>>>

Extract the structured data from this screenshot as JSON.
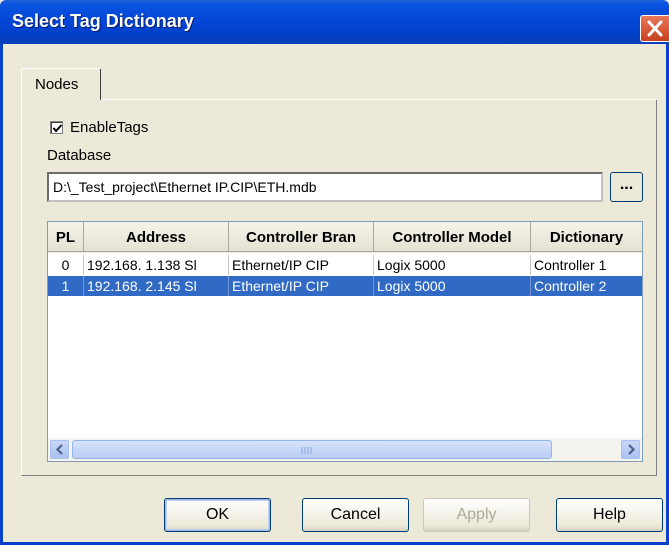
{
  "window": {
    "title": "Select Tag Dictionary"
  },
  "tabs": [
    {
      "label": "Nodes"
    }
  ],
  "enable_tags": {
    "label": "EnableTags",
    "checked": true
  },
  "database": {
    "label": "Database",
    "value": "D:\\_Test_project\\Ethernet IP.CIP\\ETH.mdb",
    "browse_label": "..."
  },
  "table": {
    "columns": [
      "PL",
      "Address",
      "Controller Bran",
      "Controller Model",
      "Dictionary"
    ],
    "rows": [
      {
        "pl": "0",
        "address": "192.168.  1.138 Sl",
        "brand": "Ethernet/IP CIP",
        "model": "Logix 5000",
        "dictionary": "Controller 1",
        "selected": false
      },
      {
        "pl": "1",
        "address": "192.168.  2.145 Sl",
        "brand": "Ethernet/IP CIP",
        "model": "Logix 5000",
        "dictionary": "Controller 2",
        "selected": true
      }
    ]
  },
  "buttons": {
    "ok": "OK",
    "cancel": "Cancel",
    "apply": "Apply",
    "help": "Help"
  },
  "colors": {
    "title_bar": "#0245d6",
    "selection": "#316ac5",
    "close_button": "#c6401e"
  },
  "icons": {
    "close": "close-icon",
    "check": "checkmark-icon",
    "scroll_left": "arrow-left-icon",
    "scroll_right": "arrow-right-icon"
  }
}
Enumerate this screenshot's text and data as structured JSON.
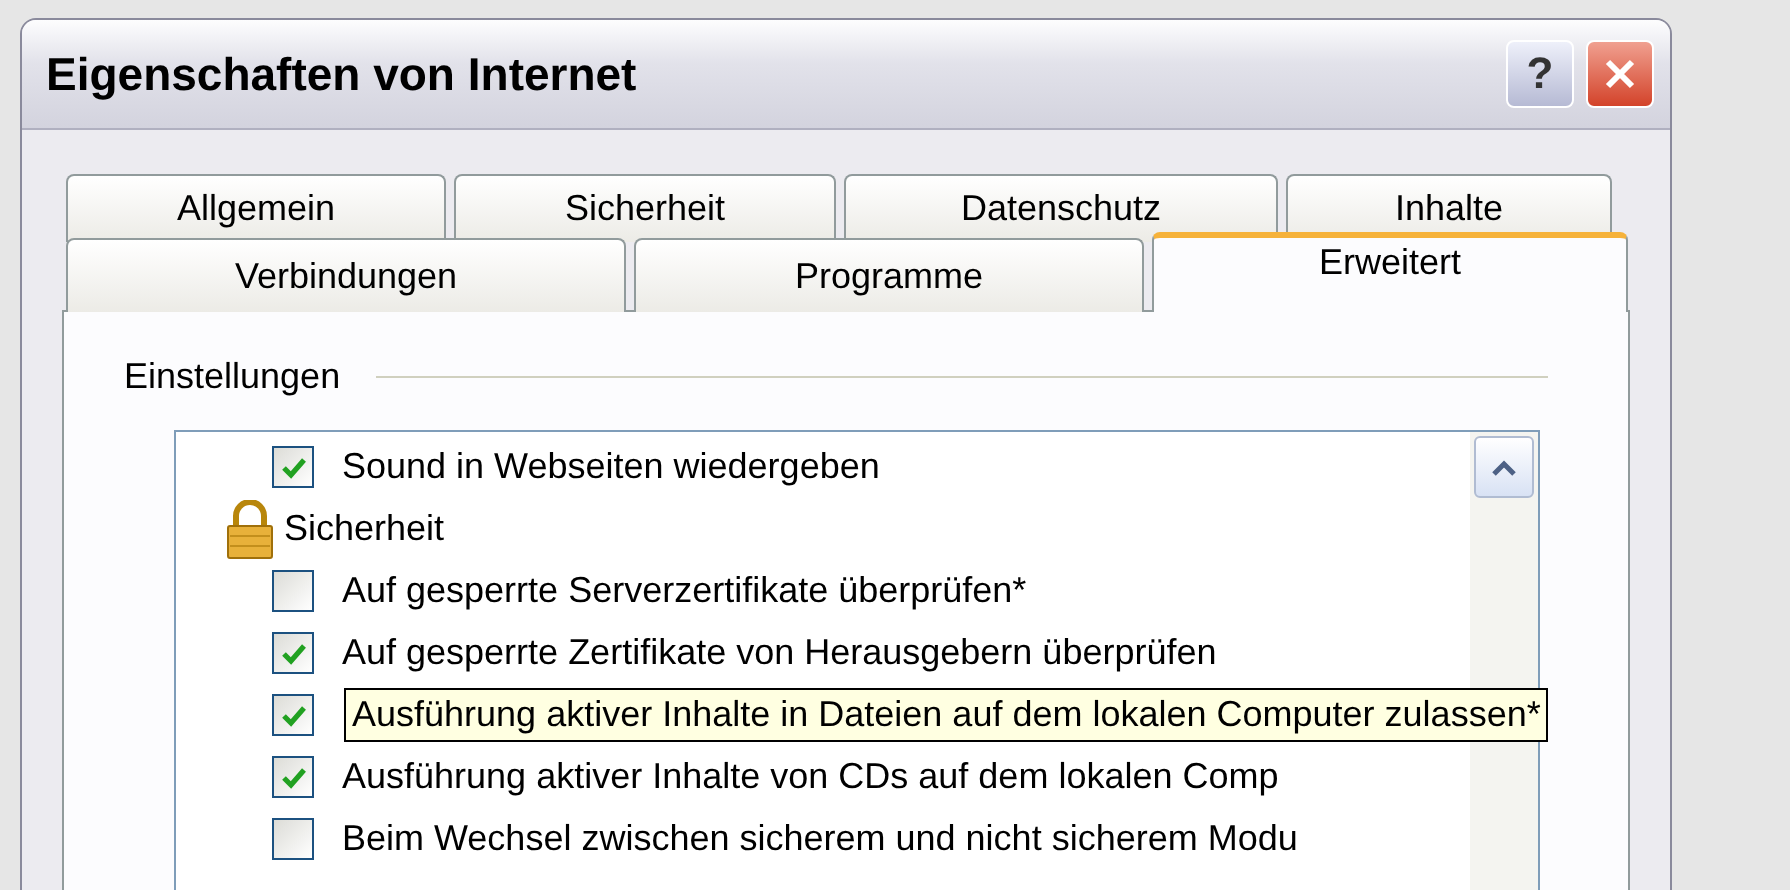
{
  "window": {
    "title": "Eigenschaften von Internet",
    "help_label": "?"
  },
  "tabs": [
    [
      {
        "label": "Allgemein",
        "selected": false
      },
      {
        "label": "Sicherheit",
        "selected": false
      },
      {
        "label": "Datenschutz",
        "selected": false
      },
      {
        "label": "Inhalte",
        "selected": false
      }
    ],
    [
      {
        "label": "Verbindungen",
        "selected": false
      },
      {
        "label": "Programme",
        "selected": false
      },
      {
        "label": "Erweitert",
        "selected": true
      }
    ]
  ],
  "group": {
    "title": "Einstellungen"
  },
  "settings": [
    {
      "kind": "checkbox",
      "label": "Sound in Webseiten wiedergeben",
      "checked": true
    },
    {
      "kind": "category",
      "label": "Sicherheit"
    },
    {
      "kind": "checkbox",
      "label": "Auf gesperrte Serverzertifikate überprüfen*",
      "checked": false
    },
    {
      "kind": "checkbox",
      "label": "Auf gesperrte Zertifikate von Herausgebern überprüfen",
      "checked": true
    },
    {
      "kind": "checkbox",
      "tooltip": "Ausführung aktiver Inhalte in Dateien auf dem lokalen Computer zulassen*",
      "checked": true
    },
    {
      "kind": "checkbox",
      "label": "Ausführung aktiver Inhalte von CDs auf dem lokalen Comp",
      "checked": true
    },
    {
      "kind": "checkbox",
      "label": "Beim Wechsel zwischen sicherem und nicht sicherem Modu",
      "checked": false
    }
  ]
}
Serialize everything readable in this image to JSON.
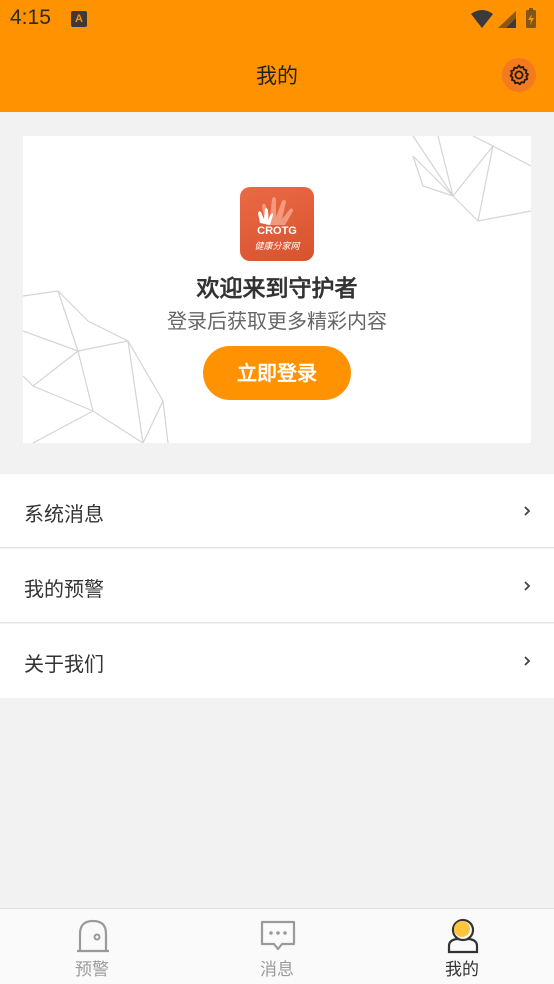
{
  "status_bar": {
    "time": "4:15",
    "notification_badge": "A"
  },
  "header": {
    "title": "我的",
    "settings_icon": "gear-icon"
  },
  "welcome_card": {
    "logo_text": "CROTG",
    "logo_subtext": "健康分家网",
    "heading": "欢迎来到守护者",
    "subtitle": "登录后获取更多精彩内容",
    "login_button": "立即登录"
  },
  "menu": [
    {
      "label": "系统消息",
      "icon": "chevron-right-icon"
    },
    {
      "label": "我的预警",
      "icon": "chevron-right-icon"
    },
    {
      "label": "关于我们",
      "icon": "chevron-right-icon"
    }
  ],
  "tabs": [
    {
      "label": "预警",
      "icon": "alarm-icon",
      "active": false
    },
    {
      "label": "消息",
      "icon": "message-icon",
      "active": false
    },
    {
      "label": "我的",
      "icon": "profile-icon",
      "active": true
    }
  ],
  "colors": {
    "accent": "#ff9200",
    "background": "#f2f2f2",
    "card": "#ffffff"
  }
}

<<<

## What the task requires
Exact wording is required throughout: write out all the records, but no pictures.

## Task answer
Extract the structured data from this screenshot as JSON.
{
  "window": {
    "title": "Select Tag Dictionary"
  },
  "tabs": [
    {
      "label": "Nodes"
    }
  ],
  "enable_tags": {
    "label": "EnableTags",
    "checked": true
  },
  "database": {
    "label": "Database",
    "value": "D:\\_Test_project\\Ethernet IP.CIP\\ETH.mdb",
    "browse_label": "..."
  },
  "table": {
    "columns": [
      "PL",
      "Address",
      "Controller Bran",
      "Controller Model",
      "Dictionary"
    ],
    "rows": [
      {
        "pl": "0",
        "address": "192.168.  1.138 Sl",
        "brand": "Ethernet/IP CIP",
        "model": "Logix 5000",
        "dictionary": "Controller 1",
        "selected": false
      },
      {
        "pl": "1",
        "address": "192.168.  2.145 Sl",
        "brand": "Ethernet/IP CIP",
        "model": "Logix 5000",
        "dictionary": "Controller 2",
        "selected": true
      }
    ]
  },
  "buttons": {
    "ok": "OK",
    "cancel": "Cancel",
    "apply": "Apply",
    "help": "Help"
  },
  "colors": {
    "title_bar": "#0245d6",
    "selection": "#316ac5",
    "close_button": "#c6401e"
  },
  "icons": {
    "close": "close-icon",
    "check": "checkmark-icon",
    "scroll_left": "arrow-left-icon",
    "scroll_right": "arrow-right-icon"
  }
}
Enumerate this screenshot's text and data as structured JSON.
{
  "window": {
    "title": "Eigenschaften von Internet",
    "help_label": "?"
  },
  "tabs": [
    [
      {
        "label": "Allgemein",
        "selected": false
      },
      {
        "label": "Sicherheit",
        "selected": false
      },
      {
        "label": "Datenschutz",
        "selected": false
      },
      {
        "label": "Inhalte",
        "selected": false
      }
    ],
    [
      {
        "label": "Verbindungen",
        "selected": false
      },
      {
        "label": "Programme",
        "selected": false
      },
      {
        "label": "Erweitert",
        "selected": true
      }
    ]
  ],
  "group": {
    "title": "Einstellungen"
  },
  "settings": [
    {
      "kind": "checkbox",
      "label": "Sound in Webseiten wiedergeben",
      "checked": true
    },
    {
      "kind": "category",
      "label": "Sicherheit"
    },
    {
      "kind": "checkbox",
      "label": "Auf gesperrte Serverzertifikate überprüfen*",
      "checked": false
    },
    {
      "kind": "checkbox",
      "label": "Auf gesperrte Zertifikate von Herausgebern überprüfen",
      "checked": true
    },
    {
      "kind": "checkbox",
      "tooltip": "Ausführung aktiver Inhalte in Dateien auf dem lokalen Computer zulassen*",
      "checked": true
    },
    {
      "kind": "checkbox",
      "label": "Ausführung aktiver Inhalte von CDs auf dem lokalen Comp",
      "checked": true
    },
    {
      "kind": "checkbox",
      "label": "Beim Wechsel zwischen sicherem und nicht sicherem Modu",
      "checked": false
    }
  ]
}
Serialize everything readable in this image to JSON.
{
  "status_bar": {
    "time": "4:15",
    "notification_badge": "A"
  },
  "header": {
    "title": "我的",
    "settings_icon": "gear-icon"
  },
  "welcome_card": {
    "logo_text": "CROTG",
    "logo_subtext": "健康分家网",
    "heading": "欢迎来到守护者",
    "subtitle": "登录后获取更多精彩内容",
    "login_button": "立即登录"
  },
  "menu": [
    {
      "label": "系统消息",
      "icon": "chevron-right-icon"
    },
    {
      "label": "我的预警",
      "icon": "chevron-right-icon"
    },
    {
      "label": "关于我们",
      "icon": "chevron-right-icon"
    }
  ],
  "tabs": [
    {
      "label": "预警",
      "icon": "alarm-icon",
      "active": false
    },
    {
      "label": "消息",
      "icon": "message-icon",
      "active": false
    },
    {
      "label": "我的",
      "icon": "profile-icon",
      "active": true
    }
  ],
  "colors": {
    "accent": "#ff9200",
    "background": "#f2f2f2",
    "card": "#ffffff"
  }
}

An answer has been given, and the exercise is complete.